So the ensuing affair with the older, rich man, from the perspective of Jerry’s short absence, amounts to hysterical, flailing neediness on Jeanette’s part, but that doesn’t sync with the highly grounded, got-her-head-on-straight attitude she projects the majority of the time.
Possibly, the problem is that this is the straw that broke that camel’s back. Joe keeps asking his parents, “Are we moving again?” So maybe his mom’s just done with dad’s endless uprooting, moving, excuses, and posturing. That would make sense, but the film’s not set up that way. A little confusing.
Boys and Worthless Men
Young Joe’s primary role is that of meek, mild mediator. Oxenbould does a great job. It’s one of the better portrayals of boyhood: the inability to guard his boundaries because his inner warrior hasn’t come online yet.
What doesn’t work is Joe’s after-school job as a portrait photographer’s assistant. It adds nothing to the story. It almost feels like an artifice to set up the last frame of the film, where he sets up the camera for a family portrait shot, and then takes a seat between his parents—roll credits.

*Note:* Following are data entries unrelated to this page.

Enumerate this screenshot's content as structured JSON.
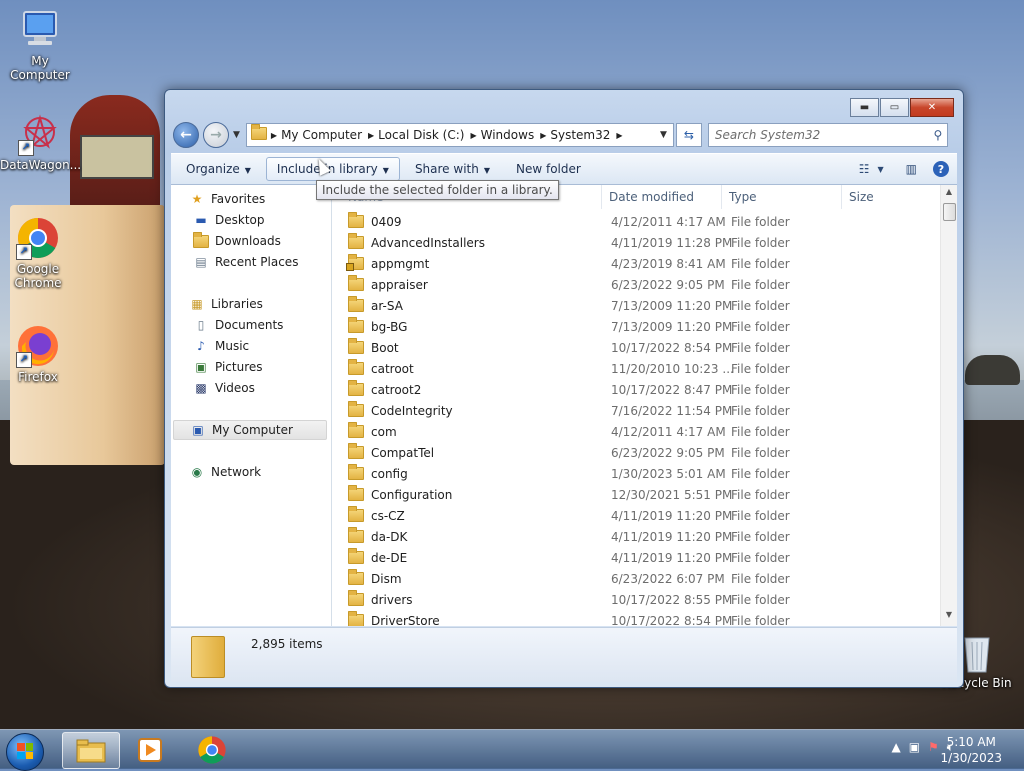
{
  "desktop": {
    "icons": [
      {
        "label": "My Computer"
      },
      {
        "label": "DataWagon..."
      },
      {
        "label": "Google Chrome"
      },
      {
        "label": "Firefox"
      },
      {
        "label": "Recycle Bin"
      }
    ]
  },
  "window": {
    "breadcrumb": [
      "My Computer",
      "Local Disk (C:)",
      "Windows",
      "System32"
    ],
    "search_placeholder": "Search System32",
    "toolbar": {
      "organize": "Organize",
      "include_in_library": "Include in library",
      "share_with": "Share with",
      "new_folder": "New folder"
    },
    "tooltip": "Include the selected folder in a library.",
    "nav": {
      "favorites": "Favorites",
      "desktop": "Desktop",
      "downloads": "Downloads",
      "recent_places": "Recent Places",
      "libraries": "Libraries",
      "documents": "Documents",
      "music": "Music",
      "pictures": "Pictures",
      "videos": "Videos",
      "my_computer": "My Computer",
      "network": "Network"
    },
    "columns": {
      "name": "Name",
      "date": "Date modified",
      "type": "Type",
      "size": "Size"
    },
    "files": [
      {
        "name": "0409",
        "date": "4/12/2011 4:17 AM",
        "type": "File folder"
      },
      {
        "name": "AdvancedInstallers",
        "date": "4/11/2019 11:28 PM",
        "type": "File folder"
      },
      {
        "name": "appmgmt",
        "date": "4/23/2019 8:41 AM",
        "type": "File folder"
      },
      {
        "name": "appraiser",
        "date": "6/23/2022 9:05 PM",
        "type": "File folder"
      },
      {
        "name": "ar-SA",
        "date": "7/13/2009 11:20 PM",
        "type": "File folder"
      },
      {
        "name": "bg-BG",
        "date": "7/13/2009 11:20 PM",
        "type": "File folder"
      },
      {
        "name": "Boot",
        "date": "10/17/2022 8:54 PM",
        "type": "File folder"
      },
      {
        "name": "catroot",
        "date": "11/20/2010 10:23 ...",
        "type": "File folder"
      },
      {
        "name": "catroot2",
        "date": "10/17/2022 8:47 PM",
        "type": "File folder"
      },
      {
        "name": "CodeIntegrity",
        "date": "7/16/2022 11:54 PM",
        "type": "File folder"
      },
      {
        "name": "com",
        "date": "4/12/2011 4:17 AM",
        "type": "File folder"
      },
      {
        "name": "CompatTel",
        "date": "6/23/2022 9:05 PM",
        "type": "File folder"
      },
      {
        "name": "config",
        "date": "1/30/2023 5:01 AM",
        "type": "File folder"
      },
      {
        "name": "Configuration",
        "date": "12/30/2021 5:51 PM",
        "type": "File folder"
      },
      {
        "name": "cs-CZ",
        "date": "4/11/2019 11:20 PM",
        "type": "File folder"
      },
      {
        "name": "da-DK",
        "date": "4/11/2019 11:20 PM",
        "type": "File folder"
      },
      {
        "name": "de-DE",
        "date": "4/11/2019 11:20 PM",
        "type": "File folder"
      },
      {
        "name": "Dism",
        "date": "6/23/2022 6:07 PM",
        "type": "File folder"
      },
      {
        "name": "drivers",
        "date": "10/17/2022 8:55 PM",
        "type": "File folder"
      },
      {
        "name": "DriverStore",
        "date": "10/17/2022 8:54 PM",
        "type": "File folder"
      }
    ],
    "item_count": "2,895 items"
  },
  "taskbar": {
    "time": "5:10 AM",
    "date": "1/30/2023"
  }
}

I wished this shot had been accompanied by Stealers Wheel’s lyrics, “Clowns to the left of me, jokers to the right, here I am, stuck in the middle with you.” But that would have been the comedy version. Director Dano will probably never do comedy.
The other storyline that goes nowhere is Joe’s budding friendship with a female classmate who helps him cheat on exams. Maybe the fact that nothing of significance happens between them is Joe’s starting to reflect his father’s incompetency in committing to things. But it doesn’t feel revelatory—more like useless storyline padding.

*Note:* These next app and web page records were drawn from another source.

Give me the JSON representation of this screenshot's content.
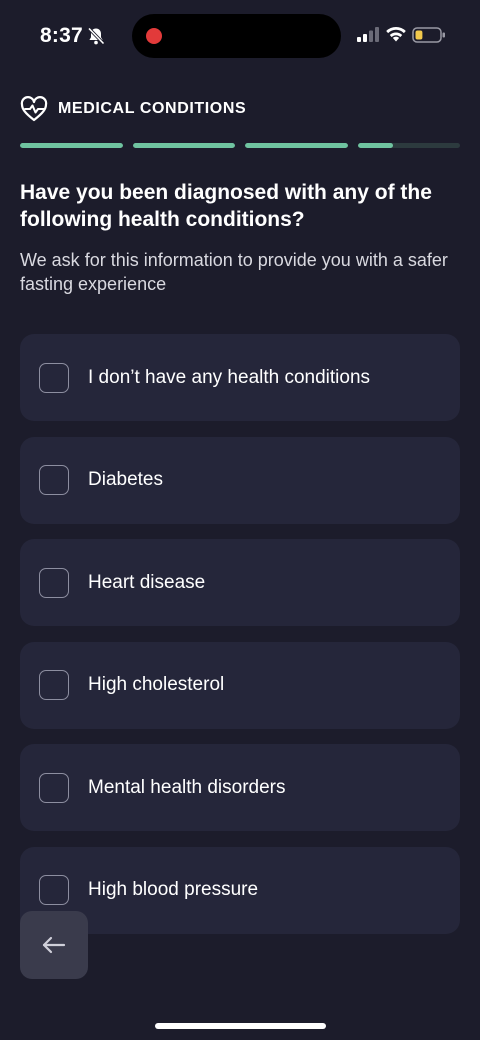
{
  "status_bar": {
    "time": "8:37",
    "battery_level": 0.3,
    "battery_color": "#f2c94c",
    "recording_color": "#e23a3a"
  },
  "header": {
    "icon": "heart-pulse-icon",
    "section_label": "MEDICAL CONDITIONS"
  },
  "progress": {
    "segments": [
      1,
      1,
      1,
      0.35
    ],
    "color": "#6fc3a0"
  },
  "question": {
    "title": "Have you been diagnosed with any of the following health conditions?",
    "subtitle": "We ask for this information to provide you with a safer fasting experience"
  },
  "options": [
    {
      "label": "I don’t have any health conditions",
      "checked": false
    },
    {
      "label": "Diabetes",
      "checked": false
    },
    {
      "label": "Heart disease",
      "checked": false
    },
    {
      "label": "High cholesterol",
      "checked": false
    },
    {
      "label": "Mental health disorders",
      "checked": false
    },
    {
      "label": "High blood pressure",
      "checked": false
    }
  ],
  "nav": {
    "back_icon": "arrow-left-icon"
  }
}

‘Wildlife,’ a Complete Misnomer
All in all, it’s a bland presentation. If it were a color, it would be beige. Maybe tan. Actually, it literally is; the exterior shots of autumnal Montana are endless vistas of tan. The whole movie is lit tan-ly. Tan buildings. Note the abundance of tan in these photos. The drama is tan. When Jerry hears he’s been cheated on, the best response he’s got is a verklemmt “Boy! Boy! Boy!” That’ll win your wife back for sure.
He does go set the old guy’s porch on fire, but then he gets punched in the face by the old man. Who eventually takes pity on Jerry and doesn’t press charges. It’s the height of impotence. Meanwhile, the son looks impotently on, like a deer caught in the headlights.

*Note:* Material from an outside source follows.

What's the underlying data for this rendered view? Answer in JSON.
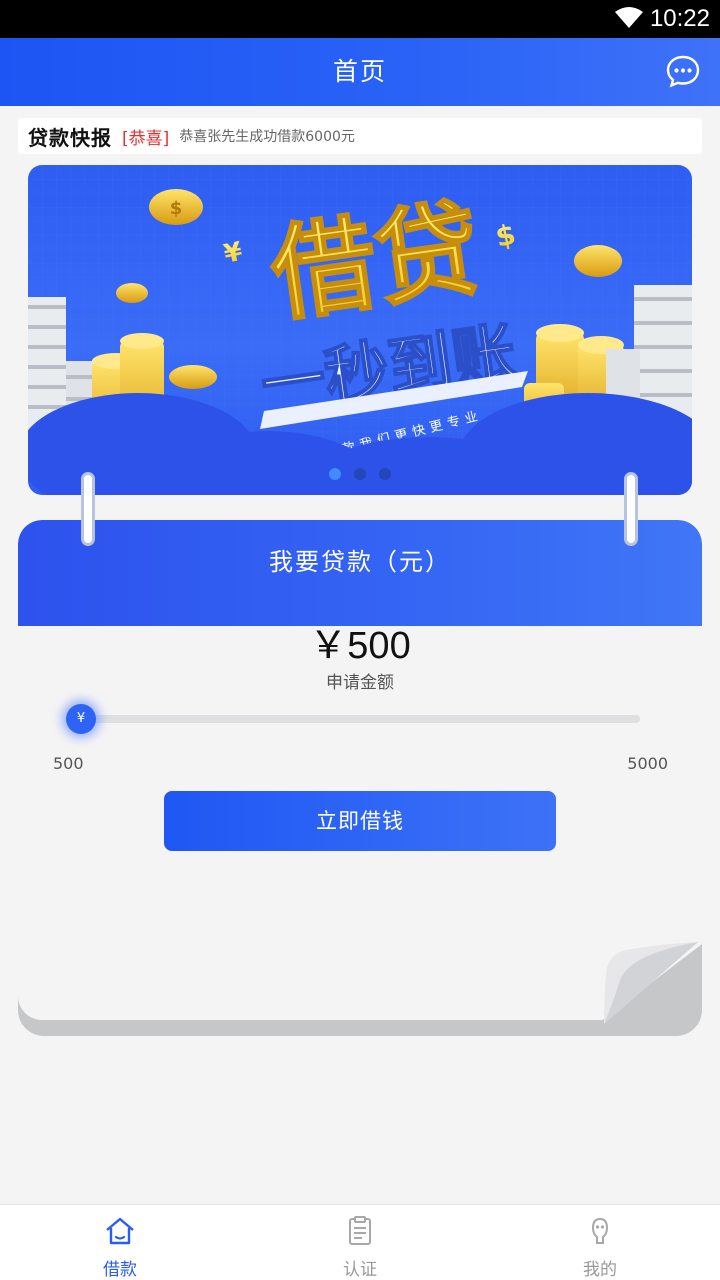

I like to use the phrase “worthless wretches” for the condition modern men find themselves in. This is a study in tan, impotent, worthless-wretch-ism, and as such, it’s effective. It just commits the cardinal showbiz sin of being boring, and furthermore offers no insight as to how men can liberate themselves from non-manliness.
Director Dano’s filmography of roles as an actor lands solidly in the worthless-wretch category, which is just show business: You play what you most effectively portray. As an actor, you’re a product. For example, my agent once told me, “You may have one of the finest educations in America, but you’re always going to play blue collar.” There used to be a misunderstanding about showbiz. People used to say of it, “Eww, you have to sell yourself,” like the business part of it was a form of prostitution. Thankfully, people now understand branding and marketing, and so due to my look, I sold the acting product of firemen, cops, construction workers, and military.
So anyway, in terms of directing, while Dano clearly has a lot of technical know-how, it’s disappointing he’s helmed a film that embraces the milieu of his acting roles. It would have been exciting to see him crash out of the director starting gate with something alarmingly passionate, something arresting and vibrant. Here’s to hoping the sophomore effort will not be a sequel snooze-fest.
Director: Paul Dano
Starring: Jake Gyllenhaal, Carey Mulligan, Ed Oxenbould, Bill Camp, Zoe Margaret Colletti
Running time: 1 hour, 44 minutes
Release Date: Oct. 19
Rated 2.5 stars out of 5